» Directions:
What comes back must be the data itself, retyped exactly.
= Beginning of Section =
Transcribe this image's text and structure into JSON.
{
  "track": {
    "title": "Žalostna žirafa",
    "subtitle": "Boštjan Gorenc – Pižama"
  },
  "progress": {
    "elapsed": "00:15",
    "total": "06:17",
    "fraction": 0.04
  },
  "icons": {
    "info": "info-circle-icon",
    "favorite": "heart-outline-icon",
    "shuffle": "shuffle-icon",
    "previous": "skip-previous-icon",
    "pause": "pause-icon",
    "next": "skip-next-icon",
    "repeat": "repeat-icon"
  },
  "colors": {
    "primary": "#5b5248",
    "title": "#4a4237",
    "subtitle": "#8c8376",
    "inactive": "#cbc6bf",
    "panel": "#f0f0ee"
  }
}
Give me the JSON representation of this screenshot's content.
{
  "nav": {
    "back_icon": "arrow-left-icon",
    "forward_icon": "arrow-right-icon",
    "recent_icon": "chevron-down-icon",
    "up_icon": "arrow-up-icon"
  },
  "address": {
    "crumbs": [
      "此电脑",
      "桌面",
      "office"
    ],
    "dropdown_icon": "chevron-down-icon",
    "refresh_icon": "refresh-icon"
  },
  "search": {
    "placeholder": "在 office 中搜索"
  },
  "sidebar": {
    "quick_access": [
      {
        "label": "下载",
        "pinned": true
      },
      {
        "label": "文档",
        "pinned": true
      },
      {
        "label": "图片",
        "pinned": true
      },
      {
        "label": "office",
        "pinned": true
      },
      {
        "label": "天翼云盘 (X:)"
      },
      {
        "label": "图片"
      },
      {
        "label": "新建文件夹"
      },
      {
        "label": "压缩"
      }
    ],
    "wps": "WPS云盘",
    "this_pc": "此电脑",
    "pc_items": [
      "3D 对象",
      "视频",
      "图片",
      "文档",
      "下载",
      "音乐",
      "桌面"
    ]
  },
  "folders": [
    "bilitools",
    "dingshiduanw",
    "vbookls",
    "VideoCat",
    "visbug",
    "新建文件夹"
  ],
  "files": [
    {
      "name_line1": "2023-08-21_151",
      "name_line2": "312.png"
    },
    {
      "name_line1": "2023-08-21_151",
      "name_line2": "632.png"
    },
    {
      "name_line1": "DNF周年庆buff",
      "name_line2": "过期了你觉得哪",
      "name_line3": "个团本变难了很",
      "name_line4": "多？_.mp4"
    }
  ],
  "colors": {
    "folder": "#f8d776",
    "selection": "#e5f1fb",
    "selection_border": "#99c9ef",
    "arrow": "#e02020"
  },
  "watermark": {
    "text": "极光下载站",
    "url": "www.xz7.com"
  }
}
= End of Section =
» Task answer:
Transcribe this image's text and structure into JSON.
{
  "track": {
    "title": "Žalostna žirafa",
    "subtitle": "Boštjan Gorenc – Pižama"
  },
  "progress": {
    "elapsed": "00:15",
    "total": "06:17",
    "fraction": 0.04
  },
  "icons": {
    "info": "info-circle-icon",
    "favorite": "heart-outline-icon",
    "shuffle": "shuffle-icon",
    "previous": "skip-previous-icon",
    "pause": "pause-icon",
    "next": "skip-next-icon",
    "repeat": "repeat-icon"
  },
  "colors": {
    "primary": "#5b5248",
    "title": "#4a4237",
    "subtitle": "#8c8376",
    "inactive": "#cbc6bf",
    "panel": "#f0f0ee"
  }
}
Give me the JSON representation of this screenshot's content.
{
  "nav": {
    "back_icon": "arrow-left-icon",
    "forward_icon": "arrow-right-icon",
    "recent_icon": "chevron-down-icon",
    "up_icon": "arrow-up-icon"
  },
  "address": {
    "crumbs": [
      "此电脑",
      "桌面",
      "office"
    ],
    "dropdown_icon": "chevron-down-icon",
    "refresh_icon": "refresh-icon"
  },
  "search": {
    "placeholder": "在 office 中搜索"
  },
  "sidebar": {
    "quick_access": [
      {
        "label": "下载",
        "pinned": true
      },
      {
        "label": "文档",
        "pinned": true
      },
      {
        "label": "图片",
        "pinned": true
      },
      {
        "label": "office",
        "pinned": true
      },
      {
        "label": "天翼云盘 (X:)"
      },
      {
        "label": "图片"
      },
      {
        "label": "新建文件夹"
      },
      {
        "label": "压缩"
      }
    ],
    "wps": "WPS云盘",
    "this_pc": "此电脑",
    "pc_items": [
      "3D 对象",
      "视频",
      "图片",
      "文档",
      "下载",
      "音乐",
      "桌面"
    ]
  },
  "folders": [
    "bilitools",
    "dingshiduanw",
    "vbookls",
    "VideoCat",
    "visbug",
    "新建文件夹"
  ],
  "files": [
    {
      "name_line1": "2023-08-21_151",
      "name_line2": "312.png"
    },
    {
      "name_line1": "2023-08-21_151",
      "name_line2": "632.png"
    },
    {
      "name_line1": "DNF周年庆buff",
      "name_line2": "过期了你觉得哪",
      "name_line3": "个团本变难了很",
      "name_line4": "多？_.mp4"
    }
  ],
  "colors": {
    "folder": "#f8d776",
    "selection": "#e5f1fb",
    "selection_border": "#99c9ef",
    "arrow": "#e02020"
  },
  "watermark": {
    "text": "极光下载站",
    "url": "www.xz7.com"
  }
}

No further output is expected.